by [?]

The history of the kingdoms of Europe has a double aspect, that of the arrogant rule of kings and nobles, and that of the enforced submission and occasional insurrection of the common people, whom the governing class despised while subsisting on the products of their labor, as a tree draws its nutriment from the base soil above which it proudly rises. Insurrections of the peasantry took place at times, we have said, though, as a rule, nothing was gained by them but blows and bloodshed. We have described such outbreaks in England. France had its share of them, all of which were speedily and cruelly suppressed. It was not by armed insurrection that the peasantry gained the measure of liberty they now possess. Their gradual emancipation was gained through unceasing protest and steady pressure, and in no sense by revolt and bloodshed.

A different story must be told of the towns. In these the common people were concentrated and well organized, and possessed skilled leaders and strong walls. They understood the political situation, struck for a definite purpose, and usually gained it. The history of nearly every town in France tells of some such demand for chartered privileges, ordinarily ending in the freeing of the town from the tyranny of the nobles. Each town had its municipal government, the Commune. It was this body which spoke for the burghers, which led in the struggle for liberty, and which succeeded in gaining for most of the towns a charter of rights and privileges. Many stirring incidents might be told of this fight for freedom. We shall confine ourselves to the story of the revolt of the Commune of Laon, of which a sprightly contemporary description exists.

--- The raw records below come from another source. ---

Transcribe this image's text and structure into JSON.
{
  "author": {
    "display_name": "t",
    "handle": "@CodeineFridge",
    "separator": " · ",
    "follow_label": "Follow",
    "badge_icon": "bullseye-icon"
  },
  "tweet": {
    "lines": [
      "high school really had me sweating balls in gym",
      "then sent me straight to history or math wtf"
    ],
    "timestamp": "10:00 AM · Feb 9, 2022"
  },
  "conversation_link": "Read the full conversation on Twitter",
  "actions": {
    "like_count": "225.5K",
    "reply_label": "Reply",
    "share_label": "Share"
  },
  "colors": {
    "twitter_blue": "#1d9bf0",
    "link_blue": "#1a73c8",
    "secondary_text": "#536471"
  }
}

At the end of the eleventh century Laon was a bustling and important city. It was the seat of a cathedral and under the government of a bishop; was wealthy and prosperous, stirring and turbulent; was the gathering-place of the surrounding people, the centre of frequent disturbances. Thierry draws a vivid picture of the state of affairs existing within its walls. “The nobles and their servitors,” he says, “sword in hand, committed robbery upon the burghers; the streets of the town were not safe by night nor even by day, and none could go out without running a risk of being stopped and robbed or killed. The burghers in their turn committed violence upon the peasants, who came to buy or sell at the market of the town.”

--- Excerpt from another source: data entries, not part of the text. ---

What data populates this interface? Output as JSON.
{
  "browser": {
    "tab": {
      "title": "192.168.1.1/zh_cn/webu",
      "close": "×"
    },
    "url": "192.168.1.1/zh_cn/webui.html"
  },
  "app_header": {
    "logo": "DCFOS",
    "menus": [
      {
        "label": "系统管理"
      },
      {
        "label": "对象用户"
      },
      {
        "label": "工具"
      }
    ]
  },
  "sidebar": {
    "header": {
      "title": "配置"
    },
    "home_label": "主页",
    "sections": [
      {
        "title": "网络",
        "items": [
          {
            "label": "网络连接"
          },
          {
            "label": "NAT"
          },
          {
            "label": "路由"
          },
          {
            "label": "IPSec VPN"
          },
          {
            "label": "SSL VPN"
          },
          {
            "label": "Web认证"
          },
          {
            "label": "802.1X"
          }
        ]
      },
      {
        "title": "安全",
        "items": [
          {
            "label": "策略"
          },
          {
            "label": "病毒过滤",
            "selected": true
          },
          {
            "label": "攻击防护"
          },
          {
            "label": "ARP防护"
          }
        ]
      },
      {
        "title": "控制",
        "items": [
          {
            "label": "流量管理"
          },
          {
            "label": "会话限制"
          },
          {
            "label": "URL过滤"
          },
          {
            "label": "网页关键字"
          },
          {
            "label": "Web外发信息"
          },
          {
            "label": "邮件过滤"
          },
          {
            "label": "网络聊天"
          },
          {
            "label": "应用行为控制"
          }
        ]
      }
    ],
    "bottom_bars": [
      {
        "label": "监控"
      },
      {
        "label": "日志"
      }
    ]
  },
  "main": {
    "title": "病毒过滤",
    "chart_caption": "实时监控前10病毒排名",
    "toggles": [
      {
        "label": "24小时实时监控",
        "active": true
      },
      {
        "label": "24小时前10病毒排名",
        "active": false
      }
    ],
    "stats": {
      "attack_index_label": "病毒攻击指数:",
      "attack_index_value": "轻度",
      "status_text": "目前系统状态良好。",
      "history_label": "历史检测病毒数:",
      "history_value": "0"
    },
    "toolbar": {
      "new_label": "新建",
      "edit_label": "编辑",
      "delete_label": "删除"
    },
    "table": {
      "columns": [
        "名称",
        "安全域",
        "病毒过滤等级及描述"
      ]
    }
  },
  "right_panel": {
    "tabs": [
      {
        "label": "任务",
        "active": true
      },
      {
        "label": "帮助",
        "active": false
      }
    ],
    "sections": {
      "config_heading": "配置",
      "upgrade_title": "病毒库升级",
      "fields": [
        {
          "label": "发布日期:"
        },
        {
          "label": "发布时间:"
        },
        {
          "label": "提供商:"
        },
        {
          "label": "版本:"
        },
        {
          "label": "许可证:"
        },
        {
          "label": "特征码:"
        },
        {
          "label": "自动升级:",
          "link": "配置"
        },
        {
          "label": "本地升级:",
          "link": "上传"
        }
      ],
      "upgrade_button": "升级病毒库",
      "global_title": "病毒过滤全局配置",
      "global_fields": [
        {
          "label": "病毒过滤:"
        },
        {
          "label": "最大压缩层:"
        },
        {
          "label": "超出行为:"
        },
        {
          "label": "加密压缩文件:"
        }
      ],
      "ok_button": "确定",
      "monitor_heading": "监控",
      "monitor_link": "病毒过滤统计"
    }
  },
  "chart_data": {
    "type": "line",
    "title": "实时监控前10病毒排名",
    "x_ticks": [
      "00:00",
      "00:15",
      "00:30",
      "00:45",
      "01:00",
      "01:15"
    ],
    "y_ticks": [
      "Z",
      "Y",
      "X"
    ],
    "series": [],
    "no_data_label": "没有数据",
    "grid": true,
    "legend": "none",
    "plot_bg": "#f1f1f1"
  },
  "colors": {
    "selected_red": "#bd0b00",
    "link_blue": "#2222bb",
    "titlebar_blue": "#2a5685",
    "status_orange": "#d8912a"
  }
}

Truly, town life and country life alike were neither safe nor agreeable in those charming mediaeval days when chivalry was the profession of all and the possession of none, when the nobility were courteous in word and violent in deed, and when might everywhere lorded it over right, and conscience was but another word for desire. As for the treatment of the peasantry by the townsmen, we may quote from Guibert, an abbot of Nogent-sous-Coucy, to whose lively pen we owe all we have to tell about Laon.

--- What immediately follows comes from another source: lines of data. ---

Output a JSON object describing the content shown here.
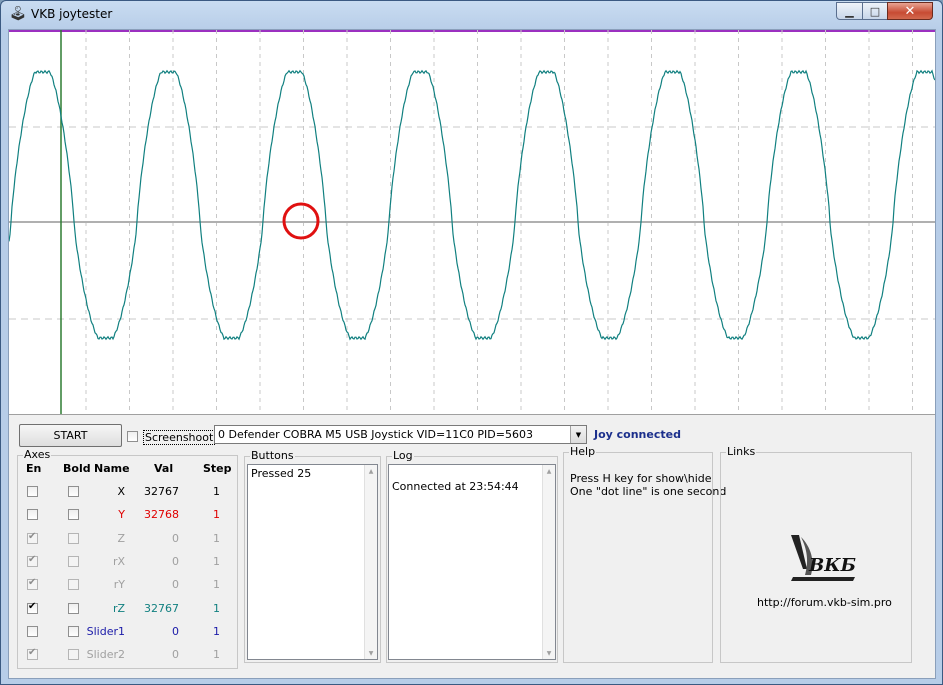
{
  "window": {
    "title": "VKB joytester",
    "icon": "joystick-icon"
  },
  "window_buttons": {
    "minimize": "▁",
    "maximize": "□",
    "close": "✕"
  },
  "controls": {
    "start_label": "START",
    "screenshot_label": "Screenshoot",
    "screenshot_checked": false,
    "device_selected": "0 Defender COBRA M5 USB Joystick VID=11C0 PID=5603",
    "status": "Joy connected",
    "status_color": "#1b2f8c"
  },
  "axes": {
    "title": "Axes",
    "headers": {
      "en": "En",
      "bold": "Bold",
      "name": "Name",
      "val": "Val",
      "step": "Step"
    },
    "rows": [
      {
        "name": "X",
        "val": "32767",
        "step": "1",
        "en": false,
        "bold": false,
        "enabled": true,
        "color": "#000000"
      },
      {
        "name": "Y",
        "val": "32768",
        "step": "1",
        "en": false,
        "bold": false,
        "enabled": true,
        "color": "#e00000"
      },
      {
        "name": "Z",
        "val": "0",
        "step": "1",
        "en": true,
        "bold": false,
        "enabled": false,
        "color": "#a0a0a0"
      },
      {
        "name": "rX",
        "val": "0",
        "step": "1",
        "en": true,
        "bold": false,
        "enabled": false,
        "color": "#a0a0a0"
      },
      {
        "name": "rY",
        "val": "0",
        "step": "1",
        "en": true,
        "bold": false,
        "enabled": false,
        "color": "#a0a0a0"
      },
      {
        "name": "rZ",
        "val": "32767",
        "step": "1",
        "en": true,
        "bold": false,
        "enabled": true,
        "color": "#118080"
      },
      {
        "name": "Slider1",
        "val": "0",
        "step": "1",
        "en": false,
        "bold": false,
        "enabled": true,
        "color": "#1a1aa8"
      },
      {
        "name": "Slider2",
        "val": "0",
        "step": "1",
        "en": true,
        "bold": false,
        "enabled": false,
        "color": "#a0a0a0"
      }
    ]
  },
  "buttons_panel": {
    "title": "Buttons",
    "items": [
      "Pressed 25"
    ]
  },
  "log_panel": {
    "title": "Log",
    "items": [
      "Connected at 23:54:44"
    ]
  },
  "help_panel": {
    "title": "Help",
    "lines": [
      "Press H key for show\\hide",
      "One \"dot line\" is one second"
    ]
  },
  "links_panel": {
    "title": "Links",
    "logo_text": "ВКБ",
    "url": "http://forum.vkb-sim.pro"
  },
  "graph": {
    "trace_color": "#118080",
    "marker_color": "#e01010",
    "top_line_color": "#9b30c0"
  }
}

“Let me give as example,” he says, “a single fact, which had it taken place among the Barbarians or the Scythians would assuredly have been considered the height of wickedness, in the judgment even of those who know no law. On Saturday the inhabitants of the country places used to leave their fields and come from all sides to Laon to get provisions at the market. The townsfolk used then to go round the place carrying in baskets or bowls or otherwise samples of vegetables or grain or any other article, as if they wished to sell. They would offer them to the first peasant who was in search of such things to buy; he would promise to pay the price agreed upon; and then the seller would say to the buyer, ‘Come with me to my house to see and examine the whole of the articles I am selling you.’ The other would go; and then, when they came to the bin containing the goods, the honest seller would take off and hold up the lid, saying to the buyer, ‘Step hither and put your head or arms into the bin to make quite sure that it is all exactly the same goods as I showed you outside.’ And then when the other, jumping on to the edge of the bin, remained leaning on his belly, with his head and shoulders hanging down, the worthy seller, who kept in the rear, would hoist up the thoughtless rustic by the feet, push him suddenly into the bin, and, clapping on the lid as he fell, keep him shut up in this safe prison until he had bought himself out.”